## EXERCISE INSTRUCTIONS
Give back every entry below, unchanged.

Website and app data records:
┌──
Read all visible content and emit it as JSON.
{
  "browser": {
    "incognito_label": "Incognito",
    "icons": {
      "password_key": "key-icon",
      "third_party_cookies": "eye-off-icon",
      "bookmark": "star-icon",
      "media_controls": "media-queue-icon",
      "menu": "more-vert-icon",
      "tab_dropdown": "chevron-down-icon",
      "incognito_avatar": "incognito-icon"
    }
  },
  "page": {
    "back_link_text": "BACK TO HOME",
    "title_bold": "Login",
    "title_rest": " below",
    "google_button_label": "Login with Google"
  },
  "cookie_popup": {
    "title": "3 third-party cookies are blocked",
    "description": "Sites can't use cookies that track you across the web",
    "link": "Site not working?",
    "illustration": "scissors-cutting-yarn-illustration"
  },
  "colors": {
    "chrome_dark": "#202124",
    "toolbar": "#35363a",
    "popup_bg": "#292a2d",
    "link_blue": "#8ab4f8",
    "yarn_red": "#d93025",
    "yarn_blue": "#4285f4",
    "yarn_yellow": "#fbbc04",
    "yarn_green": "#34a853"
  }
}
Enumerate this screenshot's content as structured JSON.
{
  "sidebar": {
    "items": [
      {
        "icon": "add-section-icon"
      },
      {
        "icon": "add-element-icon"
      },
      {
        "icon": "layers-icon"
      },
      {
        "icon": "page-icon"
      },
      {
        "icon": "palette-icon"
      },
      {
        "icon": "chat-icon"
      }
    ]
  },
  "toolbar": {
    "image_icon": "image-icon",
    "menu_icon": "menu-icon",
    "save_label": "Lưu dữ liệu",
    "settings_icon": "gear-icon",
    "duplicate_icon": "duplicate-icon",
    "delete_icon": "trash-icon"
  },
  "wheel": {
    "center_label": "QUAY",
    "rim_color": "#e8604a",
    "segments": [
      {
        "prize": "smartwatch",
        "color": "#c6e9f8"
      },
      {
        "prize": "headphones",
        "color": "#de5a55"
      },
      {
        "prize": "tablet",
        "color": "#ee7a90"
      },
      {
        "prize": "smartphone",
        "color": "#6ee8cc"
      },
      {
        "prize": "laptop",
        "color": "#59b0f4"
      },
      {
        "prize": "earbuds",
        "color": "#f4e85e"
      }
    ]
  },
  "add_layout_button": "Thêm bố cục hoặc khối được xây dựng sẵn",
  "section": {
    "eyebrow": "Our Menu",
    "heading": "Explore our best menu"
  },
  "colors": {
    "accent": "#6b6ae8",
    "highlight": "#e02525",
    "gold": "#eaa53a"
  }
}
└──
## TASK RESULT
Read all visible content and emit it as JSON.
{
  "browser": {
    "incognito_label": "Incognito",
    "icons": {
      "password_key": "key-icon",
      "third_party_cookies": "eye-off-icon",
      "bookmark": "star-icon",
      "media_controls": "media-queue-icon",
      "menu": "more-vert-icon",
      "tab_dropdown": "chevron-down-icon",
      "incognito_avatar": "incognito-icon"
    }
  },
  "page": {
    "back_link_text": "BACK TO HOME",
    "title_bold": "Login",
    "title_rest": " below",
    "google_button_label": "Login with Google"
  },
  "cookie_popup": {
    "title": "3 third-party cookies are blocked",
    "description": "Sites can't use cookies that track you across the web",
    "link": "Site not working?",
    "illustration": "scissors-cutting-yarn-illustration"
  },
  "colors": {
    "chrome_dark": "#202124",
    "toolbar": "#35363a",
    "popup_bg": "#292a2d",
    "link_blue": "#8ab4f8",
    "yarn_red": "#d93025",
    "yarn_blue": "#4285f4",
    "yarn_yellow": "#fbbc04",
    "yarn_green": "#34a853"
  }
}
Enumerate this screenshot's content as structured JSON.
{
  "sidebar": {
    "items": [
      {
        "icon": "add-section-icon"
      },
      {
        "icon": "add-element-icon"
      },
      {
        "icon": "layers-icon"
      },
      {
        "icon": "page-icon"
      },
      {
        "icon": "palette-icon"
      },
      {
        "icon": "chat-icon"
      }
    ]
  },
  "toolbar": {
    "image_icon": "image-icon",
    "menu_icon": "menu-icon",
    "save_label": "Lưu dữ liệu",
    "settings_icon": "gear-icon",
    "duplicate_icon": "duplicate-icon",
    "delete_icon": "trash-icon"
  },
  "wheel": {
    "center_label": "QUAY",
    "rim_color": "#e8604a",
    "segments": [
      {
        "prize": "smartwatch",
        "color": "#c6e9f8"
      },
      {
        "prize": "headphones",
        "color": "#de5a55"
      },
      {
        "prize": "tablet",
        "color": "#ee7a90"
      },
      {
        "prize": "smartphone",
        "color": "#6ee8cc"
      },
      {
        "prize": "laptop",
        "color": "#59b0f4"
      },
      {
        "prize": "earbuds",
        "color": "#f4e85e"
      }
    ]
  },
  "add_layout_button": "Thêm bố cục hoặc khối được xây dựng sẵn",
  "section": {
    "eyebrow": "Our Menu",
    "heading": "Explore our best menu"
  },
  "colors": {
    "accent": "#6b6ae8",
    "highlight": "#e02525",
    "gold": "#eaa53a"
  }
}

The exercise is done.